How much too fast? Not sure, but my plan of 5:44, 11:28, and something like another one of those went down with the melt water. The opening mile was 5:39, and I was in about 20th place. From then on, no one passed me and I picked of seven or eight more runners. Not running fast, I just slowed down less than the others. But even though my 2 mile split was right on at 11:28, I knew I didn't have much extra oxygen uptake reserve to pick up the pace. So I just hung on, and tried to catch UAF skier Stefan, which I accomplished after the bridge. I tried to pull away with about 400 or 500 to go but couldn't hold the effort so dropped back. Ugghhh. Not enough running base, not enough speed. 17:55 (56 by rounding in the official results).

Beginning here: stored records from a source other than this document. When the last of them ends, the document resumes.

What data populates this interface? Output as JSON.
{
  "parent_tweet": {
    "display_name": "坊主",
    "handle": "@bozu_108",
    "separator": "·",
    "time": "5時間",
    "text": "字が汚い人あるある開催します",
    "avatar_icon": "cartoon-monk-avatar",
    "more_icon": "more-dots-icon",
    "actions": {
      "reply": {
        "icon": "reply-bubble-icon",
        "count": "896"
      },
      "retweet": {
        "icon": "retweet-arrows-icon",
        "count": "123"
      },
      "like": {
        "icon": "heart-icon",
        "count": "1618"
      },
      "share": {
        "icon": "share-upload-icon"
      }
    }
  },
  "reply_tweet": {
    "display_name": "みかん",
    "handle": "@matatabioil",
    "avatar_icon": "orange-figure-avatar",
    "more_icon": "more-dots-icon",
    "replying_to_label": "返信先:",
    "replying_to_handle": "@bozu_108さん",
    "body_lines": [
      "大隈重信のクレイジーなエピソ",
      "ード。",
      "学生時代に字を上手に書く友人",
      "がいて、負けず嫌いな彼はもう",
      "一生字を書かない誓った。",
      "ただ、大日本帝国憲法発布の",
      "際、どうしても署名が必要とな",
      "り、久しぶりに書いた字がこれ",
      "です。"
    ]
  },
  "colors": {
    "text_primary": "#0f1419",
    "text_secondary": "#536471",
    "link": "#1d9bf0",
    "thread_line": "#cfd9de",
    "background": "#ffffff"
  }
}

I guess it's okay. 12th overall, and an age group win. About where I've been the past few years, place wise but not pleased with the time.

I checked the age grade calculator, and it has an 86.5 percent. So that's well and good. Skeptical on the time equivalent of 14:55 (which was faster than I ever ran). Back in my 20s and 30s, I often opened an early season 5K in the high 15s to mid 16s. For example, in 1990 or so I remember doing the Billy Mills Fun run (and got to meet Mills, the 1964 Olympic Gold Medalist) in New York, and ran 16:30s or 40s. That was in mid or late April. Comparatively speaking, I feel about the same, just older an slower! The good news is, I've always been able to knock of 30 seconds or more once the season gets rolling.

More age grade results in a few days, when I get the chance. But there were some good ones.